Your goal: Each line in the data must be reproduced as written, except for any picture.
──────
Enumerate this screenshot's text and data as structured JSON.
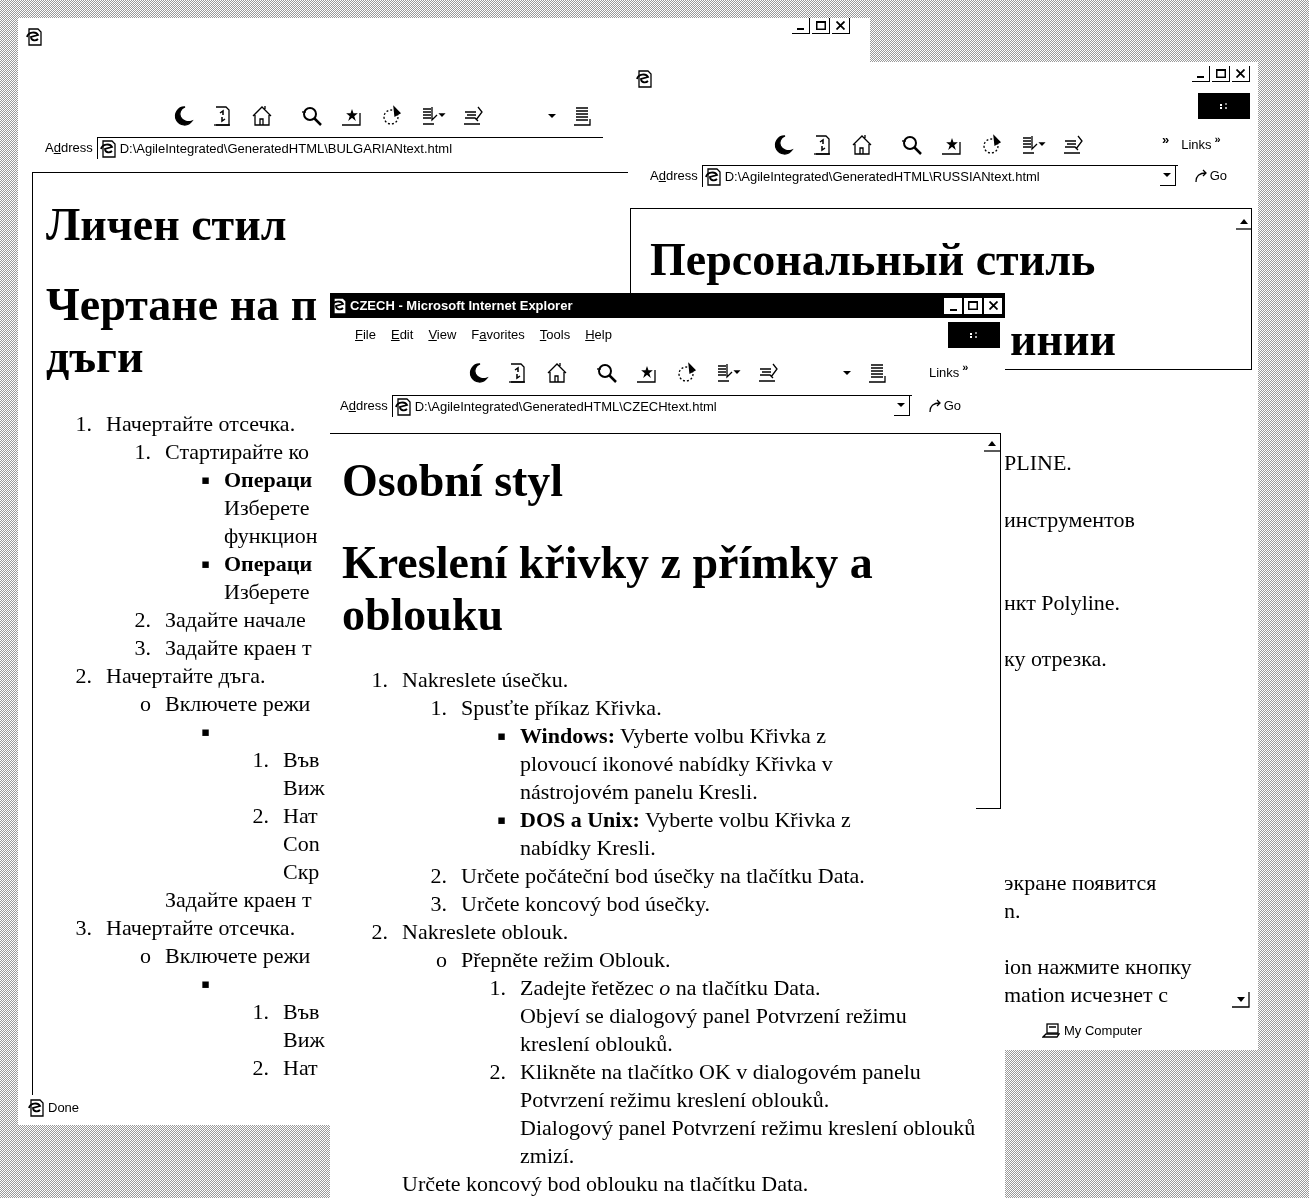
{
  "bulgarian_window": {
    "active": false,
    "address": {
      "label": {
        "lead": "A",
        "accel": "d",
        "rest": "dress"
      },
      "url": "D:\\AgileIntegrated\\GeneratedHTML\\BULGARIANtext.html"
    },
    "headings": [
      {
        "lines": [
          "Личен стил"
        ]
      },
      {
        "lines": [
          "Чертане на п",
          "дъги"
        ]
      }
    ],
    "list": [
      {
        "marker": "1.",
        "lines": [
          "Начертайте отсечка."
        ],
        "children": [
          {
            "marker": "1.",
            "lines": [
              "Стартирайте ко"
            ],
            "children": [
              {
                "marker": "▪",
                "lines": [
                  "**Операци**",
                  "Изберете",
                  "функцион"
                ]
              },
              {
                "marker": "▪",
                "lines": [
                  "**Операци**",
                  "Изберете"
                ]
              }
            ]
          },
          {
            "marker": "2.",
            "lines": [
              "Задайте начале"
            ]
          },
          {
            "marker": "3.",
            "lines": [
              "Задайте краен т"
            ]
          }
        ]
      },
      {
        "marker": "2.",
        "lines": [
          "Начертайте дъга."
        ],
        "children": [
          {
            "marker": "o",
            "lines": [
              "Включете режи"
            ],
            "children": [
              {
                "marker": "▪",
                "children": [
                  {
                    "marker": "1.",
                    "lines": [
                      "Във",
                      "Виж"
                    ]
                  },
                  {
                    "marker": "2.",
                    "lines": [
                      "Нат",
                      "Con",
                      "Скр"
                    ]
                  }
                ]
              }
            ],
            "tail": [
              "Задайте краен т"
            ]
          }
        ]
      },
      {
        "marker": "3.",
        "lines": [
          "Начертайте отсечка."
        ],
        "children": [
          {
            "marker": "o",
            "lines": [
              "Включете режи"
            ],
            "children": [
              {
                "marker": "▪",
                "children": [
                  {
                    "marker": "1.",
                    "lines": [
                      "Във",
                      "Виж"
                    ]
                  },
                  {
                    "marker": "2.",
                    "lines": [
                      "Нат"
                    ]
                  }
                ]
              }
            ]
          }
        ]
      }
    ],
    "status": "Done"
  },
  "russian_window": {
    "active": false,
    "toolbar_overflow": "»",
    "links_label": "Links",
    "links_chevron": "»",
    "address": {
      "label": {
        "lead": "A",
        "accel": "d",
        "rest": "dress"
      },
      "url": "D:\\AgileIntegrated\\GeneratedHTML\\RUSSIANtext.html"
    },
    "go_label": "Go",
    "heading": "Персональный стиль",
    "fragments": [
      {
        "kind": "heading",
        "lines": [
          "инии"
        ]
      },
      {
        "kind": "text",
        "lines": [
          "PLINE."
        ]
      },
      {
        "kind": "text",
        "lines": [
          "инструментов"
        ]
      },
      {
        "kind": "text",
        "lines": [
          "нкт Polyline."
        ]
      },
      {
        "kind": "text",
        "lines": [
          "ку отрезка."
        ]
      },
      {
        "kind": "text",
        "lines": [
          "экране появится",
          "n."
        ]
      },
      {
        "kind": "text",
        "lines": [
          "ion нажмите кнопку",
          "mation исчезнет с"
        ]
      }
    ],
    "status": "My Computer"
  },
  "czech_window": {
    "active": true,
    "title": "CZECH - Microsoft Internet Explorer",
    "menu": [
      {
        "accel": "F",
        "rest": "ile"
      },
      {
        "accel": "E",
        "rest": "dit"
      },
      {
        "accel": "V",
        "rest": "iew"
      },
      {
        "lead": "F",
        "accel": "a",
        "rest": "vorites"
      },
      {
        "accel": "T",
        "rest": "ools"
      },
      {
        "accel": "H",
        "rest": "elp"
      }
    ],
    "links_label": "Links",
    "links_chevron": "»",
    "address": {
      "label": {
        "lead": "A",
        "accel": "d",
        "rest": "dress"
      },
      "url": "D:\\AgileIntegrated\\GeneratedHTML\\CZECHtext.html"
    },
    "go_label": "Go",
    "headings": [
      {
        "lines": [
          "Osobní styl"
        ]
      },
      {
        "lines": [
          "Kreslení křivky z přímky a",
          "oblouku"
        ]
      }
    ],
    "list": [
      {
        "marker": "1.",
        "lines": [
          "Nakreslete úsečku."
        ],
        "children": [
          {
            "marker": "1.",
            "lines": [
              "Spusťte příkaz Křivka."
            ],
            "children": [
              {
                "marker": "▪",
                "lines": [
                  "**Windows:** Vyberte volbu Křivka z",
                  "plovoucí ikonové nabídky Křivka v",
                  "nástrojovém panelu Kresli."
                ]
              },
              {
                "marker": "▪",
                "lines": [
                  "**DOS a Unix:** Vyberte volbu Křivka z",
                  "nabídky Kresli."
                ]
              }
            ]
          },
          {
            "marker": "2.",
            "lines": [
              "Určete počáteční bod úsečky na tlačítku Data."
            ]
          },
          {
            "marker": "3.",
            "lines": [
              "Určete koncový bod úsečky."
            ]
          }
        ]
      },
      {
        "marker": "2.",
        "lines": [
          "Nakreslete oblouk."
        ],
        "children": [
          {
            "marker": "o",
            "lines": [
              "Přepněte režim Oblouk."
            ],
            "children": [
              {
                "marker": "1.",
                "lines": [
                  "Zadejte řetězec *o* na tlačítku Data."
                ],
                "note": [
                  "Objeví se dialogový panel Potvrzení režimu",
                  "kreslení oblouků."
                ]
              },
              {
                "marker": "2.",
                "lines": [
                  "Klikněte na tlačítko OK v dialogovém panelu",
                  "Potvrzení režimu kreslení oblouků."
                ],
                "note": [
                  "Dialogový panel Potvrzení režimu kreslení oblouků",
                  "zmizí."
                ]
              }
            ]
          }
        ],
        "tail": [
          "Určete koncový bod oblouku na tlačítku Data."
        ]
      }
    ]
  }
}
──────
Task response:
Enumerate this screenshot's text and data as structured JSON.
{
  "bulgarian_window": {
    "active": false,
    "address": {
      "label": {
        "lead": "A",
        "accel": "d",
        "rest": "dress"
      },
      "url": "D:\\AgileIntegrated\\GeneratedHTML\\BULGARIANtext.html"
    },
    "headings": [
      {
        "lines": [
          "Личен стил"
        ]
      },
      {
        "lines": [
          "Чертане на п",
          "дъги"
        ]
      }
    ],
    "list": [
      {
        "marker": "1.",
        "lines": [
          "Начертайте отсечка."
        ],
        "children": [
          {
            "marker": "1.",
            "lines": [
              "Стартирайте ко"
            ],
            "children": [
              {
                "marker": "▪",
                "lines": [
                  "**Операци**",
                  "Изберете",
                  "функцион"
                ]
              },
              {
                "marker": "▪",
                "lines": [
                  "**Операци**",
                  "Изберете"
                ]
              }
            ]
          },
          {
            "marker": "2.",
            "lines": [
              "Задайте начале"
            ]
          },
          {
            "marker": "3.",
            "lines": [
              "Задайте краен т"
            ]
          }
        ]
      },
      {
        "marker": "2.",
        "lines": [
          "Начертайте дъга."
        ],
        "children": [
          {
            "marker": "o",
            "lines": [
              "Включете режи"
            ],
            "children": [
              {
                "marker": "▪",
                "children": [
                  {
                    "marker": "1.",
                    "lines": [
                      "Във",
                      "Виж"
                    ]
                  },
                  {
                    "marker": "2.",
                    "lines": [
                      "Нат",
                      "Con",
                      "Скр"
                    ]
                  }
                ]
              }
            ],
            "tail": [
              "Задайте краен т"
            ]
          }
        ]
      },
      {
        "marker": "3.",
        "lines": [
          "Начертайте отсечка."
        ],
        "children": [
          {
            "marker": "o",
            "lines": [
              "Включете режи"
            ],
            "children": [
              {
                "marker": "▪",
                "children": [
                  {
                    "marker": "1.",
                    "lines": [
                      "Във",
                      "Виж"
                    ]
                  },
                  {
                    "marker": "2.",
                    "lines": [
                      "Нат"
                    ]
                  }
                ]
              }
            ]
          }
        ]
      }
    ],
    "status": "Done"
  },
  "russian_window": {
    "active": false,
    "toolbar_overflow": "»",
    "links_label": "Links",
    "links_chevron": "»",
    "address": {
      "label": {
        "lead": "A",
        "accel": "d",
        "rest": "dress"
      },
      "url": "D:\\AgileIntegrated\\GeneratedHTML\\RUSSIANtext.html"
    },
    "go_label": "Go",
    "heading": "Персональный стиль",
    "fragments": [
      {
        "kind": "heading",
        "lines": [
          "инии"
        ]
      },
      {
        "kind": "text",
        "lines": [
          "PLINE."
        ]
      },
      {
        "kind": "text",
        "lines": [
          "инструментов"
        ]
      },
      {
        "kind": "text",
        "lines": [
          "нкт Polyline."
        ]
      },
      {
        "kind": "text",
        "lines": [
          "ку отрезка."
        ]
      },
      {
        "kind": "text",
        "lines": [
          "экране появится",
          "n."
        ]
      },
      {
        "kind": "text",
        "lines": [
          "ion нажмите кнопку",
          "mation исчезнет с"
        ]
      }
    ],
    "status": "My Computer"
  },
  "czech_window": {
    "active": true,
    "title": "CZECH - Microsoft Internet Explorer",
    "menu": [
      {
        "accel": "F",
        "rest": "ile"
      },
      {
        "accel": "E",
        "rest": "dit"
      },
      {
        "accel": "V",
        "rest": "iew"
      },
      {
        "lead": "F",
        "accel": "a",
        "rest": "vorites"
      },
      {
        "accel": "T",
        "rest": "ools"
      },
      {
        "accel": "H",
        "rest": "elp"
      }
    ],
    "links_label": "Links",
    "links_chevron": "»",
    "address": {
      "label": {
        "lead": "A",
        "accel": "d",
        "rest": "dress"
      },
      "url": "D:\\AgileIntegrated\\GeneratedHTML\\CZECHtext.html"
    },
    "go_label": "Go",
    "headings": [
      {
        "lines": [
          "Osobní styl"
        ]
      },
      {
        "lines": [
          "Kreslení křivky z přímky a",
          "oblouku"
        ]
      }
    ],
    "list": [
      {
        "marker": "1.",
        "lines": [
          "Nakreslete úsečku."
        ],
        "children": [
          {
            "marker": "1.",
            "lines": [
              "Spusťte příkaz Křivka."
            ],
            "children": [
              {
                "marker": "▪",
                "lines": [
                  "**Windows:** Vyberte volbu Křivka z",
                  "plovoucí ikonové nabídky Křivka v",
                  "nástrojovém panelu Kresli."
                ]
              },
              {
                "marker": "▪",
                "lines": [
                  "**DOS a Unix:** Vyberte volbu Křivka z",
                  "nabídky Kresli."
                ]
              }
            ]
          },
          {
            "marker": "2.",
            "lines": [
              "Určete počáteční bod úsečky na tlačítku Data."
            ]
          },
          {
            "marker": "3.",
            "lines": [
              "Určete koncový bod úsečky."
            ]
          }
        ]
      },
      {
        "marker": "2.",
        "lines": [
          "Nakreslete oblouk."
        ],
        "children": [
          {
            "marker": "o",
            "lines": [
              "Přepněte režim Oblouk."
            ],
            "children": [
              {
                "marker": "1.",
                "lines": [
                  "Zadejte řetězec *o* na tlačítku Data."
                ],
                "note": [
                  "Objeví se dialogový panel Potvrzení režimu",
                  "kreslení oblouků."
                ]
              },
              {
                "marker": "2.",
                "lines": [
                  "Klikněte na tlačítko OK v dialogovém panelu",
                  "Potvrzení režimu kreslení oblouků."
                ],
                "note": [
                  "Dialogový panel Potvrzení režimu kreslení oblouků",
                  "zmizí."
                ]
              }
            ]
          }
        ],
        "tail": [
          "Určete koncový bod oblouku na tlačítku Data."
        ]
      }
    ]
  }
}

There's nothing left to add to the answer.